  • Data scientists, data analysts, business intelligence practitioners, data users, and other analytics-related professionals are the target audience for this training. Generally, this training is for anyone:

  • Anyone who seeks to understand how machine learning works and how ML models can deliver actionable insights, decision support, and value to their organization

  • Anyone who wants to become more knowledgeable and proficient in identifying machine learning opportunities and in contributing to ML modeling applications

  • Anyone who seeks to learn the power of machine learning models in thought and action to progress in your own career journey (e.g. from data analyst to data scientist).

Which knowledge and skills you should have?

  • There are no specific coding skills required, though familiarity with computational concepts will be helpful, particularly related to modeling.

  • Basic quantitative skills and math skills are essential. Some knowledge of calculus and linear algebra is helpful, but not required.

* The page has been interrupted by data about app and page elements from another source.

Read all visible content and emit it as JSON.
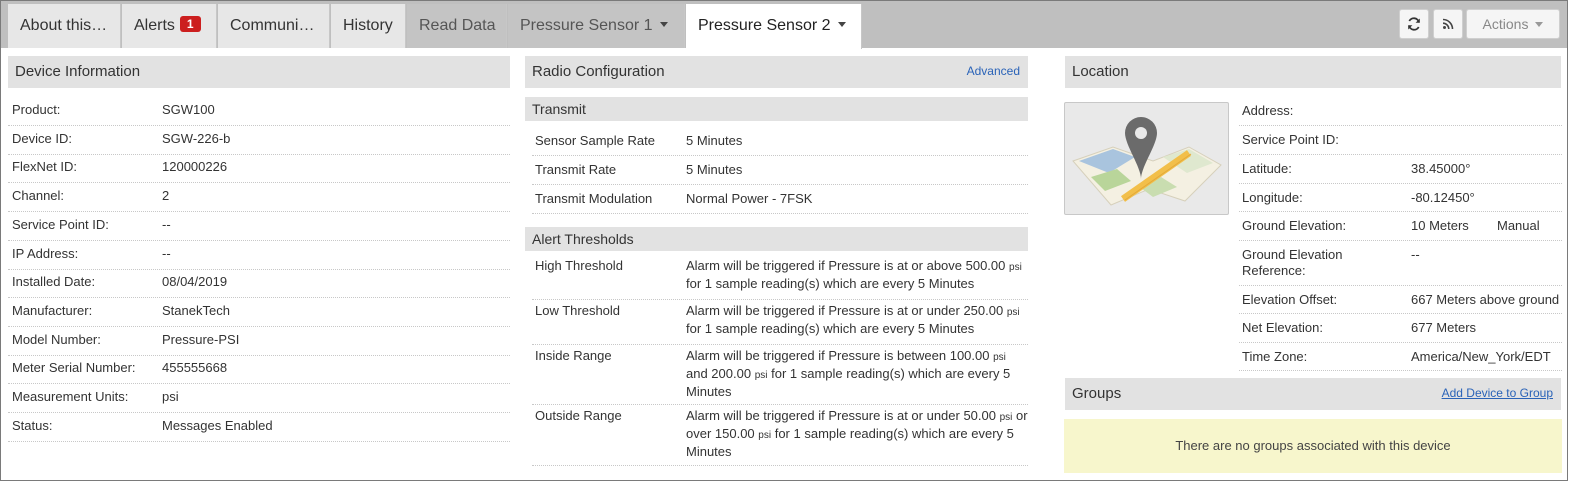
{
  "tabs": [
    {
      "label": "About this…"
    },
    {
      "label": "Alerts",
      "badge": "1"
    },
    {
      "label": "Communi…"
    },
    {
      "label": "History"
    },
    {
      "label": "Read Data"
    },
    {
      "label": "Pressure Sensor 1"
    },
    {
      "label": "Pressure Sensor 2"
    }
  ],
  "toolbar": {
    "actions_label": "Actions"
  },
  "device_info": {
    "title": "Device Information",
    "rows": [
      {
        "label": "Product:",
        "value": "SGW100"
      },
      {
        "label": "Device ID:",
        "value": "SGW-226-b"
      },
      {
        "label": "FlexNet ID:",
        "value": "120000226"
      },
      {
        "label": "Channel:",
        "value": "2"
      },
      {
        "label": "Service Point ID:",
        "value": "--"
      },
      {
        "label": "IP Address:",
        "value": "--"
      },
      {
        "label": "Installed Date:",
        "value": "08/04/2019"
      },
      {
        "label": "Manufacturer:",
        "value": "StanekTech"
      },
      {
        "label": "Model Number:",
        "value": "Pressure-PSI"
      },
      {
        "label": "Meter Serial Number:",
        "value": "455555668"
      },
      {
        "label": "Measurement Units:",
        "value": "psi"
      },
      {
        "label": "Status:",
        "value": "Messages Enabled"
      }
    ]
  },
  "radio": {
    "title": "Radio Configuration",
    "advanced_label": "Advanced",
    "transmit_title": "Transmit",
    "transmit_rows": [
      {
        "label": "Sensor Sample Rate",
        "value": "5 Minutes"
      },
      {
        "label": "Transmit Rate",
        "value": "5 Minutes"
      },
      {
        "label": "Transmit Modulation",
        "value": "Normal Power - 7FSK"
      }
    ],
    "alert_title": "Alert Thresholds",
    "thresholds": [
      {
        "label": "High Threshold",
        "t1": "Alarm will be triggered if Pressure is at or above 500.00",
        "u1": "psi",
        "t2": "for 1 sample reading(s) which are every 5 Minutes"
      },
      {
        "label": "Low Threshold",
        "t1": "Alarm will be triggered if Pressure is at or under 250.00",
        "u1": "psi",
        "t2": "for 1 sample reading(s) which are every 5 Minutes"
      },
      {
        "label": "Inside Range",
        "t1": "Alarm will be triggered if Pressure is between 100.00",
        "u1": "psi",
        "t2": "and 200.00",
        "u2": "psi",
        "t3": "for 1 sample reading(s) which are every 5 Minutes"
      },
      {
        "label": "Outside Range",
        "t1": "Alarm will be triggered if Pressure is at or under 50.00",
        "u1": "psi",
        "t2": "or over 150.00",
        "u2": "psi",
        "t3": "for 1 sample reading(s) which are every 5 Minutes"
      }
    ]
  },
  "location": {
    "title": "Location",
    "rows": [
      {
        "label": "Address:",
        "value": ""
      },
      {
        "label": "Service Point ID:",
        "value": ""
      },
      {
        "label": "Latitude:",
        "value": "38.45000°"
      },
      {
        "label": "Longitude:",
        "value": "-80.12450°"
      },
      {
        "label": "Ground Elevation:",
        "value": "10 Meters",
        "extra": "Manual"
      },
      {
        "label": "Ground Elevation Reference:",
        "value": "--"
      },
      {
        "label": "Elevation Offset:",
        "value": "667 Meters above ground"
      },
      {
        "label": "Net Elevation:",
        "value": "677 Meters"
      },
      {
        "label": "Time Zone:",
        "value": "America/New_York/EDT"
      }
    ]
  },
  "groups": {
    "title": "Groups",
    "add_label": "Add Device to Group",
    "empty_text": "There are no groups associated with this device"
  }
}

  • Some experience with machine learning will make this workshop easier to follow, but all that is required is basic knowledge of the concepts. The workshop will explain some of the most common ML algorithms in sufficient detail for your own use and will demonstrate their application in the context of the practical examples presented in the workshop.

What is included in your ticket?

  • Access to the 2 live QA and blended training sessions with the Instructor

  • Access to the on-demand recording

  • Certification of completion